Q3: Teleconverters- yes or no?

Yes, a good teleconverter is a light and compact way to add focal length. For that reason, wildlife photographers hauling gear around like to have them.

But, they should be the best teleconverters you can get. And note that the sharpness of the image will take a hit. As a rule of thumb, a 1.4x TC won’t have a serious impact on photos. But a 2x TC will start to noticeably degrade the image. So you will need the sharpest possible lens to begin with and the best TC you can get. Going above 2x isn’t a prudent way to capture sharp images…

Q4: I’ve got myself a super-telephoto (500/4 say) and I’m disappointed, is something wrong with the lens?

Probably not. The technique to get a good super-telephoto shot is different to other telephoto shots.
You’ve got a much narrower angle of view. That’s okay for large animals but makes searching for smaller animals trickier.

Also, that extra focal length will exacerbate any motion in the camera or lens. So plan on using a tripod. That means a good tripod and a good tripod-head.

And this means building up experience with this combination is important. Techniques that worked okay with a 200mm lens don’t extrapolate seamlessly to a 500mm lens.

Q5: Do you use super-telephotos?

No, not anymore. Having lighter gear means I can go deeper into wilderness areas and I usually work on ways to get closer. This is probably aided by the fact that my usual habitats have short lines-of-sight and lots of cover.

It also makes travel more convenient. By sticking to (sharp) long telephotos I escape the need for tripods and heavy lenses. It’s kind of funny going to spots in Asia and realising that everybody with the super-telephotos and tripods, aren’t found more than 100m away from the car-park.

I am however, waiting on Sony to see whether the new 500mm super telephoto will suit me.

So does that mean I shouldn’t get a super-telephoto?

Depends on you. There are some kinds of shots that you can only get with a super-telephoto. In which case, it will be the appropriate solution. But having a lot of gear (heavy lenses, tripods etc) to carry around may hinder you get other types of wildlife shots.

So if you understand the pros and cons, that the subjects you want to photograph do not suit a ‘blind’ technique or similar, then don’t let me stop you.

OTOH, if you think wildlife photography is just a matter of slapping on the longest lens you can find and wandering aimlessly in a wilderness area, then maybe it’s time to think about the issue a bit more.

Q6: What should I get for the Sony Alpha system?

Okay, if I was starting from scratch here would be my preferred kits.

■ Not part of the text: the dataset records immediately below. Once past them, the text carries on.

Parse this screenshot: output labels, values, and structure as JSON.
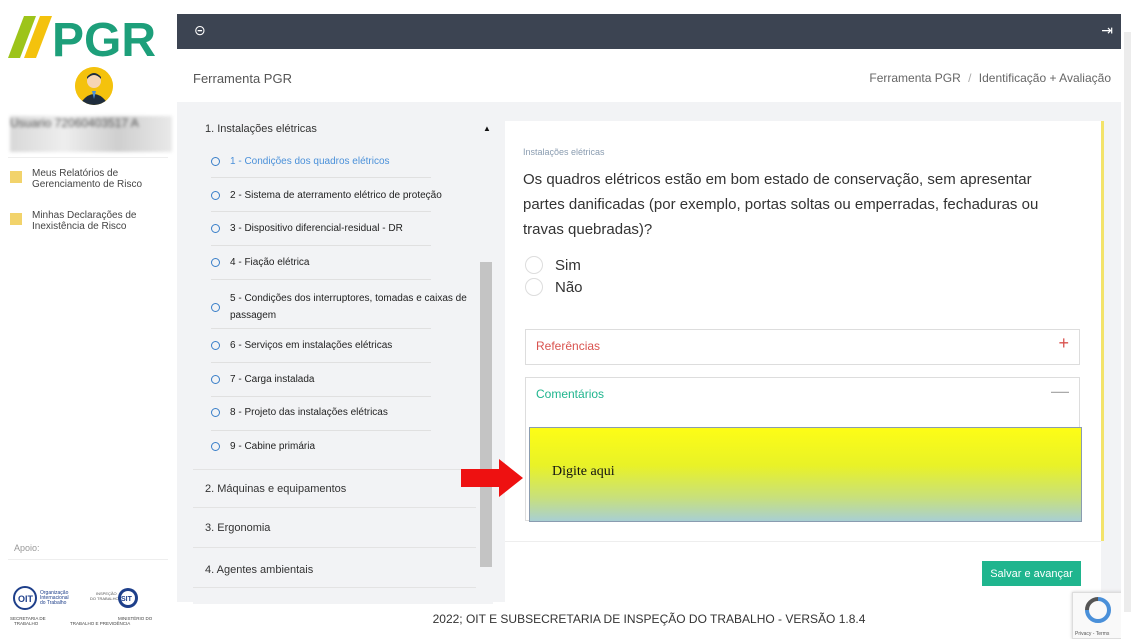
{
  "logo": {
    "text": "PGR"
  },
  "sidebar": {
    "username": "Usuario 72060403517 A",
    "items": [
      {
        "label": "Meus Relatórios de Gerenciamento de Risco",
        "icon": "folder-icon"
      },
      {
        "label": "Minhas Declarações de Inexistência de Risco",
        "icon": "folder-icon"
      }
    ],
    "apoio_label": "Apoio:",
    "logos": {
      "oit_line1": "Organização",
      "oit_line2": "Internacional",
      "oit_line3": "do Trabalho",
      "insp_line1": "INSPEÇÃO",
      "insp_line2": "DO TRABALHO",
      "sit": "SIT",
      "sec_line1": "SECRETARIA DE",
      "sec_line2": "TRABALHO",
      "min_line1": "MINISTÉRIO DO",
      "min_line2": "TRABALHO E PREVIDÊNCIA"
    }
  },
  "topbar": {
    "left_icon": "collapse-icon",
    "right_icon": "exit-icon"
  },
  "header": {
    "title": "Ferramenta PGR",
    "breadcrumb_root": "Ferramenta PGR",
    "breadcrumb_sep": "/",
    "breadcrumb_current": "Identificação + Avaliação"
  },
  "questions": {
    "section1": "1. Instalações elétricas",
    "items": [
      "1 - Condições dos quadros elétricos",
      "2 - Sistema de aterramento elétrico de proteção",
      "3 - Dispositivo diferencial-residual - DR",
      "4 - Fiação elétrica",
      "5 - Condições dos interruptores, tomadas e caixas de passagem",
      "6 - Serviços em instalações elétricas",
      "7 - Carga instalada",
      "8 - Projeto das instalações elétricas",
      "9 - Cabine primária"
    ],
    "section2": "2. Máquinas e equipamentos",
    "section3": "3. Ergonomia",
    "section4": "4. Agentes ambientais"
  },
  "card": {
    "category": "Instalações elétricas",
    "question": "Os quadros elétricos estão em bom estado de conservação, sem apresentar partes danificadas (por exemplo, portas soltas ou emperradas, fechaduras ou travas quebradas)?",
    "option_yes": "Sim",
    "option_no": "Não",
    "references_label": "Referências",
    "comments_label": "Comentários",
    "comment_value": "Digite aqui",
    "save_label": "Salvar e avançar"
  },
  "footer": {
    "text": "2022; OIT E SUBSECRETARIA DE INSPEÇÃO DO TRABALHO - VERSÃO 1.8.4"
  },
  "recaptcha": {
    "text": "Privacy - Terms"
  },
  "colors": {
    "accent": "#1fb58e",
    "topbar": "#3c4452",
    "link": "#4a90d9",
    "references": "#d9534f",
    "comments": "#1fb58e"
  }
}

First, for the single lens solution I would get the Sony 70-400 G SSM lens. Now, it is going to be a bit too slow for some action-type shots but you get the combination of IQ and focal length you need. You could dabble with the 70-300 G but it’s not going to be as versatile as you would need.

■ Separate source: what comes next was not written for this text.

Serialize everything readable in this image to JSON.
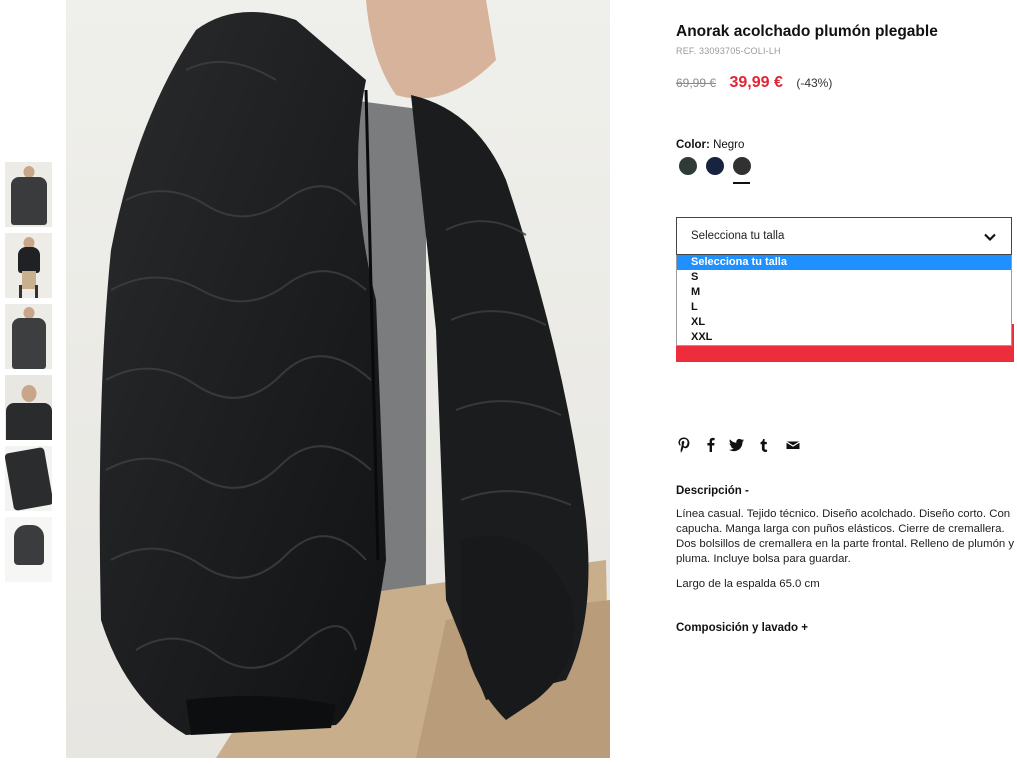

Second, for a mobile kit I’d get a 70-200/2.8 with an older Minolta 300/4 G and a 1.4x TC.

Third, my portable kit would be the 70-200/2.8 G with the 300/2.8 G and the 1.4x and 2x TC. This has a good combination of IQ, speed and reach.

Fourth- my heavy kit would be the 70-200/2.8 G with the 300/2.8 and ‘promised’ 500 G Sony super-telephoto. The 500 could be replaced with the older Minolta 600/4, but I think the SSM function of the 500 will provide a better tracking function. I’d keep the 1.4x TC with this also.

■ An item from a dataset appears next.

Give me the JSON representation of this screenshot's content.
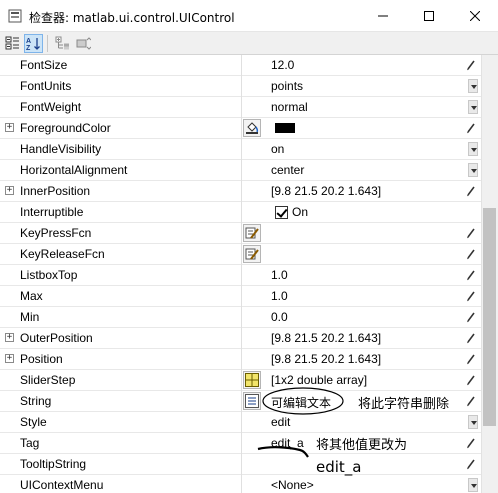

I’d only get the 500/8 reflex lens if I already had a G telephoto.

Q7: Any other tips?

First, be safe. Big carnivores may regard you as a soft, pink tasty-snack. And just because you don’t intend to harm a venomous snake or doe with her fawns, doesn’t mean they will leave you alone. If they see you as a threat, then you may be attacked. Don’t take your inspiration for wildlife interaction from the Disney channel.

Second, know when not to take a shot. Ideally, your behaviour should not disturb or threaten wildlife. Case in point, I avoided taking a shot of an endangered loris in Yunnan because I didn’t want to blast the nocturnal primate with my flash.

Third, try to get something interesting. I get totally uninspired by seeing ‘the crocodile on the riverbank’ shot. Often the best wildlife shots are those where the animal is exhibiting behaviour that is rarely captured by others.